[Provided entries]

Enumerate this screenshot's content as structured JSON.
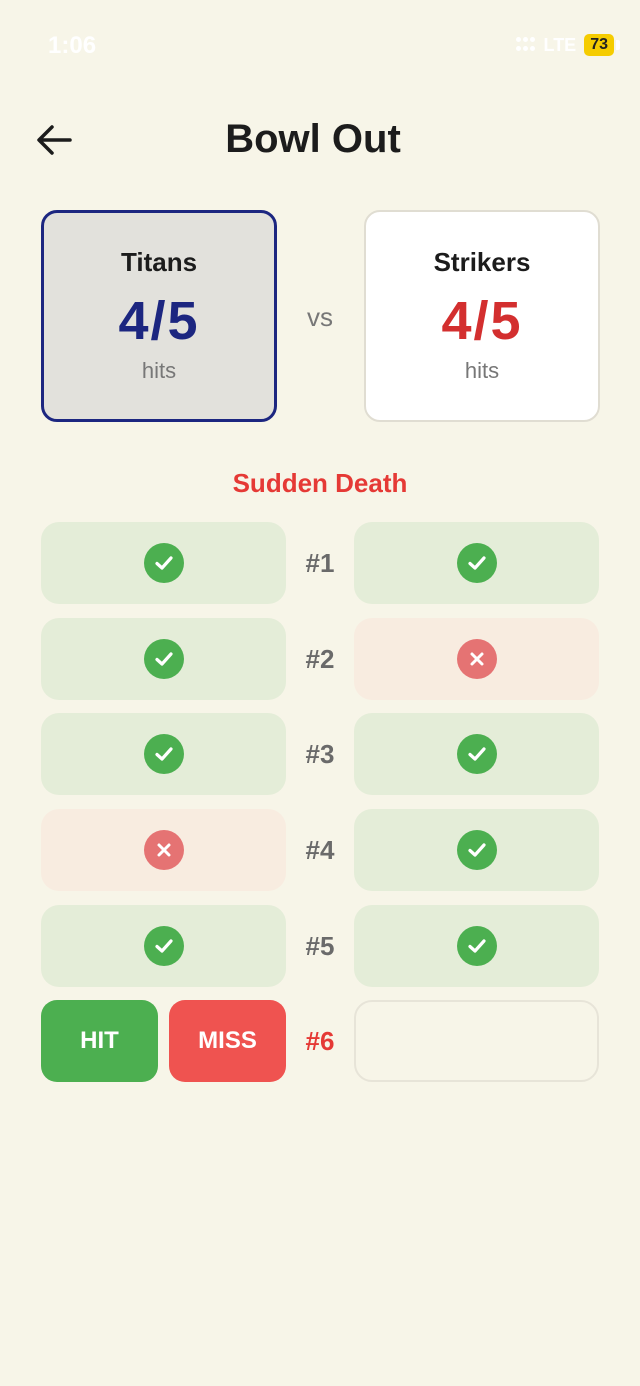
{
  "status": {
    "time": "1:06",
    "network": "LTE",
    "battery": "73"
  },
  "header": {
    "title": "Bowl Out"
  },
  "teams": [
    {
      "name": "Titans",
      "score": "4/5",
      "unit": "hits",
      "color": "#1c2680"
    },
    {
      "name": "Strikers",
      "score": "4/5",
      "unit": "hits",
      "color": "#d32f2f"
    }
  ],
  "vs_label": "vs",
  "phase_label": "Sudden Death",
  "rounds": [
    {
      "label": "#1",
      "team_a": "hit",
      "team_b": "hit"
    },
    {
      "label": "#2",
      "team_a": "hit",
      "team_b": "miss"
    },
    {
      "label": "#3",
      "team_a": "hit",
      "team_b": "hit"
    },
    {
      "label": "#4",
      "team_a": "miss",
      "team_b": "hit"
    },
    {
      "label": "#5",
      "team_a": "hit",
      "team_b": "hit"
    }
  ],
  "current_round": {
    "label": "#6",
    "hit_label": "HIT",
    "miss_label": "MISS"
  },
  "colors": {
    "hit": "#4caf50",
    "miss": "#ef5350",
    "accent": "#e53935"
  }
}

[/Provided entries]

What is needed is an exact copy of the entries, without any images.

Enumerate this screenshot's content as structured JSON.
{
  "status": {
    "time": "1:06",
    "network": "LTE",
    "battery": "73"
  },
  "header": {
    "title": "Bowl Out"
  },
  "teams": [
    {
      "name": "Titans",
      "score": "4/5",
      "unit": "hits",
      "color": "#1c2680"
    },
    {
      "name": "Strikers",
      "score": "4/5",
      "unit": "hits",
      "color": "#d32f2f"
    }
  ],
  "vs_label": "vs",
  "phase_label": "Sudden Death",
  "rounds": [
    {
      "label": "#1",
      "team_a": "hit",
      "team_b": "hit"
    },
    {
      "label": "#2",
      "team_a": "hit",
      "team_b": "miss"
    },
    {
      "label": "#3",
      "team_a": "hit",
      "team_b": "hit"
    },
    {
      "label": "#4",
      "team_a": "miss",
      "team_b": "hit"
    },
    {
      "label": "#5",
      "team_a": "hit",
      "team_b": "hit"
    }
  ],
  "current_round": {
    "label": "#6",
    "hit_label": "HIT",
    "miss_label": "MISS"
  },
  "colors": {
    "hit": "#4caf50",
    "miss": "#ef5350",
    "accent": "#e53935"
  }
}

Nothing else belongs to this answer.